Police department’s new space has room for growth
Falcon News Service
September 14, 2021
The relocation of the River Falls Police Department (RFPD) from its former downtown location to 2815 Prairie Drive within the Whitetail Ridge Corporate Park has been “very smooth,” said Police Chief Gordon Young.
Home to 25 sworn police officers, 21 reserve officers and three civilian staff members, the RFPD was finally able to escape the “maze,” which is what some officers had labeled the building at 125 East Elm St. Completed on April 1, the move addressed the long-standing need for an upgrade of the police station’s resources, chiefly its need for more space.

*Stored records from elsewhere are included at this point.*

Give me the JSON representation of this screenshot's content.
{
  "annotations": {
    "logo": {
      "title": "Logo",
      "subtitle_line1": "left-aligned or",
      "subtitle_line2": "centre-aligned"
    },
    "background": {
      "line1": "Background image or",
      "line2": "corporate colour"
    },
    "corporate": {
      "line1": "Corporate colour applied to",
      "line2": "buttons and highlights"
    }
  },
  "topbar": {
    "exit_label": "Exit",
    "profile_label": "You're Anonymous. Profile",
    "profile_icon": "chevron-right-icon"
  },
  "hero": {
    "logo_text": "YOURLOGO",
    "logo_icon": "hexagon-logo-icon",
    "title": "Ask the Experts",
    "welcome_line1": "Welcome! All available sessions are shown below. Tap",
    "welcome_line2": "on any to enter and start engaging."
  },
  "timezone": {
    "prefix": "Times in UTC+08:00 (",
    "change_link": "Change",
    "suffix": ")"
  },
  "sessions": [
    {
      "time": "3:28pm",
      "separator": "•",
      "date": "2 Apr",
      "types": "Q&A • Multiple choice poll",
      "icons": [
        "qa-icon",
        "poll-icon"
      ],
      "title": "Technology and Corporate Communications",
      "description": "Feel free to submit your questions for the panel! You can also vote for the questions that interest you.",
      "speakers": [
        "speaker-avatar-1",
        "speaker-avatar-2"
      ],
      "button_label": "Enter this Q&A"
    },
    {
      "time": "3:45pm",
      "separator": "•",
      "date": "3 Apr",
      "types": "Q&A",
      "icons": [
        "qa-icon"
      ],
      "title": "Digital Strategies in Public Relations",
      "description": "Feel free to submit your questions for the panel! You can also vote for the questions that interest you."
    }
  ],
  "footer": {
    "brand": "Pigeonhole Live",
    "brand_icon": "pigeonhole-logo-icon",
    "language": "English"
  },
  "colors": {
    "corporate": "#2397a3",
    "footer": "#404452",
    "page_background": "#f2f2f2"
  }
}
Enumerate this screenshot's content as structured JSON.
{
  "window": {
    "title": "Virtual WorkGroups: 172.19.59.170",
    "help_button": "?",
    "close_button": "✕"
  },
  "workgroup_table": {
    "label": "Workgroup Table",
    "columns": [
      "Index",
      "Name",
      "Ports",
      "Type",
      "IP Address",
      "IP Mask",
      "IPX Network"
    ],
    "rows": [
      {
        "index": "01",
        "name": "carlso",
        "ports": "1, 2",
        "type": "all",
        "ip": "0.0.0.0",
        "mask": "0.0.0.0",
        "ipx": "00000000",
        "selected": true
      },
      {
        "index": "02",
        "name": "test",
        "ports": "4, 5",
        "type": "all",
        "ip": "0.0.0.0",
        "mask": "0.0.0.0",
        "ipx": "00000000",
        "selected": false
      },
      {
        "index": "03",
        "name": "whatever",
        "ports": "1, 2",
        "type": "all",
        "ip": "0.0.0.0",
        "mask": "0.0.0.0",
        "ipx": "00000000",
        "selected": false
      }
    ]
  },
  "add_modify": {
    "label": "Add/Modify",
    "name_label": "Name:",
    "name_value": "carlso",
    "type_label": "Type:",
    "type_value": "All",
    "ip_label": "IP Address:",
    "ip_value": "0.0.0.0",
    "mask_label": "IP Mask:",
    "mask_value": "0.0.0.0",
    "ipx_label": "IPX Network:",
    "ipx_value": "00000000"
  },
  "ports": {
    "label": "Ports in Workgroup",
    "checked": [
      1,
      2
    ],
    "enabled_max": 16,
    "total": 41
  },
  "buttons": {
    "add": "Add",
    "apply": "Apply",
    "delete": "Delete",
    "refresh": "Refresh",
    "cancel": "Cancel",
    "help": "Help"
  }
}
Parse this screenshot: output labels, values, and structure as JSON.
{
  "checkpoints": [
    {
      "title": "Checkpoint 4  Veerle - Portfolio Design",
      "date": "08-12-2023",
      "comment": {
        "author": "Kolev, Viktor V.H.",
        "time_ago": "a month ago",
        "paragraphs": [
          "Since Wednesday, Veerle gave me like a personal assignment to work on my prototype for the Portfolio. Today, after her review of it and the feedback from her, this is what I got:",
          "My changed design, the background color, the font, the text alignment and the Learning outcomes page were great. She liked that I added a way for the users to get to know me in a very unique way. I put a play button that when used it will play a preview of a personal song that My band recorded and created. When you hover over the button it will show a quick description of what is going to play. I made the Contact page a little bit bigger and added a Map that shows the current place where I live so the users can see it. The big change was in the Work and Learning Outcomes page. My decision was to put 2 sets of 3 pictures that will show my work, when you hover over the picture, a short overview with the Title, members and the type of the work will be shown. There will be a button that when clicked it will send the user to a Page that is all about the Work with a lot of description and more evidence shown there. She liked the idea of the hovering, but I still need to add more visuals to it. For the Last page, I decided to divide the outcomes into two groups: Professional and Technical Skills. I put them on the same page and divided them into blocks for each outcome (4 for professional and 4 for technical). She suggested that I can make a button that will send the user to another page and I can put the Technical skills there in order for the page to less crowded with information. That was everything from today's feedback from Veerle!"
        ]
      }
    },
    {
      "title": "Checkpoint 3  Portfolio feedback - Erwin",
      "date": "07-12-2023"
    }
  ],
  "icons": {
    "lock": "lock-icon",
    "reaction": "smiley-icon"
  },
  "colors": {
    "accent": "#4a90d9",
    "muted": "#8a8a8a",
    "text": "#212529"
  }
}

The new facility provides nearly twice as much space as the previous one, standing at 27,000 square feet. The acquisition price for the building was $1.5 million, and the cost of the renovations totaled $3 million, making the total for the relocation $4.5 million.
Originally, the city council approved $7.5 million for the construction of a new facility in 2018, but the decision to pivot and purchase the old RiverTown Multimedia Corporation building in 2019 ended up saving the city $3 million. The former downtown building on Elm Street remains vacant as it awaits a new tenant.
“It was a no-brainer,” said Mayor Dan Toland.
Aside from the dramatic increase in operating space, which Young referred to as a “night and day difference,” there was also a consolidation of the department’s records management system. Now, all of RFPD’s records are filed electronically, which is a method that has been adopted by the entirety of St. Croix County’s police departments. Young credited RFPD’s information technology department for relocating the station’s equipment, as well as setting up the new records management system, calling it “instrumental.” Other new amenities in the repurposed facility include new microphones, speakers and an Emergency Operations and Training Center. Young said that the facility is now capable of hosting regional training sessions.
The city of River Falls has been experiencing steady growth, a reality that both Young and Toland acknowledged as rationale for why the relocation of the police station was a priority. This expansion was certainly accounted for, as Young said that the new station has “space for growth for decades.”